AS THE father and son team behind Vitabiotics, Britain’s biggest vitamin company, Dr Kartar and Tej Lalvani are used to media attention.
Nowadays, however, with ‘Prince of Vitamins’ Tej’s profile as a TV dragon going from strength to strength, not to mention his father’s authorship of a well-researched book, stories about them are no longer just on the business pages.
“Dragons’ Den star Tej Lalvani buys stake in Airbnb management firm”, one headline said earlier this year. “Breath of Fresh Hair” ran another as The Sun speculated whether hair-boosting Vitabiotics products were behind the transformation of Tej’s formerly thinning locks into his current fulsome follicles.
Frivolous as such stories are, that won’t bother the Lalvanis. Media references to their firm have multiplied since Tej made his debut on the hit BBC2 show Dragons’ Den in 2017. It raised the profile of Vitabiotics and did no harm whatsoever to the duo’s long-term goal of being “the number one specialist vitamin company in the world”.
Even Dr Kartar Lalvani, who founded Vitabiotics nearly 50 years ago and is still chairman, has been in on the act. A keen historian as well as businessman and pharmacist, the book he recently published, The Making of India: The Untold Story of British Enterprise – with its decidedly positive view of the Raj – has provoked heated debate. It led to his own bylined column in the Daily Mail in which he criticised Oxford’s Balliol College’s removal of a portrait of the “great” viceroy of India, Lord Curzon, after undergraduates had branded him ‘a colonialist’. “In all my 60 happy years in this country,” Lalvani told readers in August, “I’ve rarely heard any Briton utter a positive word about the British in India. And yet there is so much to be positive about…”
Meanwhile, on the business front, it has been another good year for the Lalvanis. Vitabiotics, whose biggest brands include Pregnacare, Wellman, Wellwoman and Perfectil, is now a £300 million-a-year global company. Around one-third of sales are in the UK where its high-profile brand ambassadors, male model David Gandy, American actress and singer Nicole Scherzinger, and Tess Daly, co-presenter of Strictly Come Dancing, have helped build year-on-year growth.
Chief executive Tej is now focusing on expanding Vitabiotics’ £200m non-UK sales, which are currently spread around 100 countries. With the Middle East already a major market, the US is the next big frontier, says Tej, who oversaw the launch in April of Perfectil in 8,000 American stores nationally with Walgreens, the largest pharmacy chain in the world.

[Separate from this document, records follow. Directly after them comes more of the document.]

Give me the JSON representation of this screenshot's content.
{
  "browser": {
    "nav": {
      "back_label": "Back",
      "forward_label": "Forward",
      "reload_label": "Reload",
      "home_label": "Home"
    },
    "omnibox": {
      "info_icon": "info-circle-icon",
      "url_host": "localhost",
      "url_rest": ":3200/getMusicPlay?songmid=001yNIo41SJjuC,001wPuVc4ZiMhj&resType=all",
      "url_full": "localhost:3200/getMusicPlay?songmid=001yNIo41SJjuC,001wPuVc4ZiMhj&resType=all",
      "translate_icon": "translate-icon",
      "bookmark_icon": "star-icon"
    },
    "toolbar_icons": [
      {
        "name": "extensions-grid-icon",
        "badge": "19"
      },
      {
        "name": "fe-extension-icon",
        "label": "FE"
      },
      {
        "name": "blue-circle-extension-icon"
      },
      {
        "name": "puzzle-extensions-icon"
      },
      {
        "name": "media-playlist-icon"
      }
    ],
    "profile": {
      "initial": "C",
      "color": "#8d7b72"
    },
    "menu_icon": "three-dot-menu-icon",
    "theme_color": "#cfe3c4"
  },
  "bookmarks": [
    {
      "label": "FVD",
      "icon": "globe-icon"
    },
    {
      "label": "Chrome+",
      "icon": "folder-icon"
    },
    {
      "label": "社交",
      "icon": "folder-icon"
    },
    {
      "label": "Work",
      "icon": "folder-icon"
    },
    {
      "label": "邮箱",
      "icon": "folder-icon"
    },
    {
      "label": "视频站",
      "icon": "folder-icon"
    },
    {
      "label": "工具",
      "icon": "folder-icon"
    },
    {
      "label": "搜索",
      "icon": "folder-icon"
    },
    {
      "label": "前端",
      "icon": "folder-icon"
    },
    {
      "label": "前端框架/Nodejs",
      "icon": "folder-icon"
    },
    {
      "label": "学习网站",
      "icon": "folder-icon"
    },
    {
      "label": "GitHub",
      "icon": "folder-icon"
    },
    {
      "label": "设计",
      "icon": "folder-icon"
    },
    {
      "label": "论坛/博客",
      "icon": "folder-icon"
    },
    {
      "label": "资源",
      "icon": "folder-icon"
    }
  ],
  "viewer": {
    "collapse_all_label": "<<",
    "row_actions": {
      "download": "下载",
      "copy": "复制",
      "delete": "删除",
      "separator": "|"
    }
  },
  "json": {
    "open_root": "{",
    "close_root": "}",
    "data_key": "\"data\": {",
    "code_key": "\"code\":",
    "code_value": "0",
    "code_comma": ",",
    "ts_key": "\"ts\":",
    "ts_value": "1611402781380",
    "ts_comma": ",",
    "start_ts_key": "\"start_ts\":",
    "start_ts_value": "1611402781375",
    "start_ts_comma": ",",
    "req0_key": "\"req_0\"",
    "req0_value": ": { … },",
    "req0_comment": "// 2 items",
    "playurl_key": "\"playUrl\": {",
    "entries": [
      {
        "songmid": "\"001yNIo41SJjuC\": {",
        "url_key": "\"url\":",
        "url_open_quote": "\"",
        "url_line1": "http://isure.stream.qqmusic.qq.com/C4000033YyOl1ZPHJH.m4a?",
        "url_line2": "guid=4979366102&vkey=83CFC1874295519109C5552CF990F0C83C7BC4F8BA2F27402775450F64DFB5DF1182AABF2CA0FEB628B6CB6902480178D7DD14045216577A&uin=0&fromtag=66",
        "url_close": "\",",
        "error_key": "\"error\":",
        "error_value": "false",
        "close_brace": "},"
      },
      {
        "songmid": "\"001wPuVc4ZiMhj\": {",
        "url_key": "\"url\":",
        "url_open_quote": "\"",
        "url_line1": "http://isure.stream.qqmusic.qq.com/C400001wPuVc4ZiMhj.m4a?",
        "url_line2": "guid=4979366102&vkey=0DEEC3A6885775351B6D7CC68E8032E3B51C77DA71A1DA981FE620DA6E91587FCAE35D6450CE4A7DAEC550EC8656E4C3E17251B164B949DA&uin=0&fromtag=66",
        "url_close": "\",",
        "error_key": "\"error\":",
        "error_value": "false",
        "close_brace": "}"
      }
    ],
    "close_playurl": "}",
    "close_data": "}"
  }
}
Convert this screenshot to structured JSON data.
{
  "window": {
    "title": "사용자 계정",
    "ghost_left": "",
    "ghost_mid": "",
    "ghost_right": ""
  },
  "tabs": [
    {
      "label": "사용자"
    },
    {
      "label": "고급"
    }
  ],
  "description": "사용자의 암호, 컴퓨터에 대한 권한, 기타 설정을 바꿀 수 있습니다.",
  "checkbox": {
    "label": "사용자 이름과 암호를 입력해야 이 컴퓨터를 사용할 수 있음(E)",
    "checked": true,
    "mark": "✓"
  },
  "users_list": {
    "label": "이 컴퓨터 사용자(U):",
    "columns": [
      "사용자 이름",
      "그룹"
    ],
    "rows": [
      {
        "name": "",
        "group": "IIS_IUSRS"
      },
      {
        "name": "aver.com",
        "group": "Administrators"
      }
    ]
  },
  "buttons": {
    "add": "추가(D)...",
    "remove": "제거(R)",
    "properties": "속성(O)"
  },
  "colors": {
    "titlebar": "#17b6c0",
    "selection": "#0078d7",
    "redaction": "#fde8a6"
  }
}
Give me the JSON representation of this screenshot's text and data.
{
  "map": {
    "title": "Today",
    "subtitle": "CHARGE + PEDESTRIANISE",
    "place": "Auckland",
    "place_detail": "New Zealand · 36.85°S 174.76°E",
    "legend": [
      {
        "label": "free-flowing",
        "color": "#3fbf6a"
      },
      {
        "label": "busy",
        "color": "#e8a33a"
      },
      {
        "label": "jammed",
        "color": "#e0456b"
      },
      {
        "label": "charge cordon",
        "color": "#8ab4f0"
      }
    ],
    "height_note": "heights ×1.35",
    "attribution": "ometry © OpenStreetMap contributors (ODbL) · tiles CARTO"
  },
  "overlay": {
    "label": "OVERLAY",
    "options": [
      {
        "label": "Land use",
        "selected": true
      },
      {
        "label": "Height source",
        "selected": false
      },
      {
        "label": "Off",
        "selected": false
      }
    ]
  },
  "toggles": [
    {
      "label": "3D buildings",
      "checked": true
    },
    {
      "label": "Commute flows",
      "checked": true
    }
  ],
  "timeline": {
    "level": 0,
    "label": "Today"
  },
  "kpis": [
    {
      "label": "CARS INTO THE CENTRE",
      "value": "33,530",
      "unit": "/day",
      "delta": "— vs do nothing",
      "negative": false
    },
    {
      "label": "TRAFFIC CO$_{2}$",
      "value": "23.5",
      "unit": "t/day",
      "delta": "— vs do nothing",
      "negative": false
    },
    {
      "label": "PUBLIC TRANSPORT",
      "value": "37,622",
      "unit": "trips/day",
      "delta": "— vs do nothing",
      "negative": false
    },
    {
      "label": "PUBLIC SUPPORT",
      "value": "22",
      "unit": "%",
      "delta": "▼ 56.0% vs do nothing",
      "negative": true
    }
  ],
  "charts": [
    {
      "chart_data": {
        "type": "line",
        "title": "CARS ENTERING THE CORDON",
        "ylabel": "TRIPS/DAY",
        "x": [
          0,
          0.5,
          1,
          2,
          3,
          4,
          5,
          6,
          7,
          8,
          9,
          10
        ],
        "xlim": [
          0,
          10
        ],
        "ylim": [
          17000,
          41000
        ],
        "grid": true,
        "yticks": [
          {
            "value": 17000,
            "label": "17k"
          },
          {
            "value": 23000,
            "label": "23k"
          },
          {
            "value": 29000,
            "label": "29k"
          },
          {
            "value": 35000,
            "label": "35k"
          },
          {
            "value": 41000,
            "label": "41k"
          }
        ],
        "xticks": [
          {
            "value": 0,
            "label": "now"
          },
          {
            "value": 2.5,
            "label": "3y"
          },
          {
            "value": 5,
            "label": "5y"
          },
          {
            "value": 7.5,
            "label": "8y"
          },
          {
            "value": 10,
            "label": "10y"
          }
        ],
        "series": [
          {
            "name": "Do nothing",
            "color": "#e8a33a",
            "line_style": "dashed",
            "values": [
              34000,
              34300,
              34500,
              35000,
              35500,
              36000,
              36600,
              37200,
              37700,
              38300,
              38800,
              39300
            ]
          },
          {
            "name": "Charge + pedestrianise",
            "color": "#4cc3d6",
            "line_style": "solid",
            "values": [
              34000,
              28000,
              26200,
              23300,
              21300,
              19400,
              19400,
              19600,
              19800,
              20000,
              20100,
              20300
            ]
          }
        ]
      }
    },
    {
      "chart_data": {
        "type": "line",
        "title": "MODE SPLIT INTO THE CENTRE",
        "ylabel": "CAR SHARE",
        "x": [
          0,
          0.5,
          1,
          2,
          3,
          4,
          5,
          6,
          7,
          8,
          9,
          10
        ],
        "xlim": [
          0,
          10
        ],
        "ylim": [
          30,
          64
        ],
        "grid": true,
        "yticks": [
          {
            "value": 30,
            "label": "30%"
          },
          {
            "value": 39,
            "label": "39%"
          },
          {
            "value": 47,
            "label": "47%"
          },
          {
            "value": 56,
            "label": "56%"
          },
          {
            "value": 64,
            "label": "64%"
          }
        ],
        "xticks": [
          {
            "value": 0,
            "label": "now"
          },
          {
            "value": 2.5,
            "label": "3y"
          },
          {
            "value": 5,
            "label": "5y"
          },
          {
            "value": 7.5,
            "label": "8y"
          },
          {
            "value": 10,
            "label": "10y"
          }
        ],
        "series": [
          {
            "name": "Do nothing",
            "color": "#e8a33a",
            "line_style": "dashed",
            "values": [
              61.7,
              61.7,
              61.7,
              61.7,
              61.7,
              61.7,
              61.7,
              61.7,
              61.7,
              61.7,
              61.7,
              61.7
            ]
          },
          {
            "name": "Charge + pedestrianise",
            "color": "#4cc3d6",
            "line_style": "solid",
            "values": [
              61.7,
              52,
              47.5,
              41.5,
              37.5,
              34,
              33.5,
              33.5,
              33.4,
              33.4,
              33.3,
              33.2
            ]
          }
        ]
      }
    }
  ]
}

The launch coincided with Vitabiotics becoming the first vitamin company to twice win a prestigious Queen’s Award for Enterprise in Innovation, when the Perfectil beauty range was recognised. This was actually the fourth Queen’s Award for Vitabiotics.
In addition, there are big hopes around developing China as a major market, particularly with Pregnacare. “Since China introduced its two-child policy it has been a big focus for us. The majority of pregnant women take supplements after they have conceived, which means Pregnacare could be very successful there. Parents in China also love British brands.”
Tej has recently also been taking the business into digital channels, including using social media strategies to leverage online growth opportunities and engagement with millennials.
Vitabiotics was founded in 1971 by Dr Kartar Lalvani. He was born in Karachi in 1931, but forced to flee to Bombay (now Mumbai) with his family at the time of partition in 1947. “Without partition, perhaps… I would not have been so entrepreneurial,” he has said. “But because we witnessed my father losing everything, it made us determined that such a thing would not happen to us.”
He moved from India to London in 1956, did a postgraduate degree in pharmacy at King’s College London, then a doctorate in medical chemistry at Bonn University in West Germany. He founded the business partly as a result of suffering from mouth ulcers, which he cured using a mix of vitamin C and powder from a diarrheal tablet. He named the product Oralcer, patented it, but failed to find backing, so set up his own company, Vitabiotics, to market it.
Tej, born in 1974, joined the business in his early 20s, but he didn’t go straight in at the top. “I wanted to understand the business from the ground up. I worked in every department from warehouse and quality control to design, marketing and business development.”
According to Companies House, turnover increased 25-fold between 1997, the year Tej joined, and 2016. So how did he help transform Vitabiotics into the major player it is today? “Be determined, be focused and believe in your product. You need the vision to drive the business forward or else you’ll be driven out of your own business.”
He says it was his wife’s idea to audition for Dragons’ Den. “It was all very new to me. I was a fan of the show, but it was a question of whether I wanted to deal with being in the public eye.”
So what qualities does he look for in an investable entrepreneur? “I look to see how easy they are to work with – are they flexible, yet persistent? Do they understand all aspects of their business? Does the opportunity exist in the market space?
“You can’t judge a hopeful from the outset of the pitch. In the beginning you may not like it, but the entrepreneur starts to talk and you see how passionate they are about their product and how it tracks in numbers, then all of a sudden it becomes exciting.”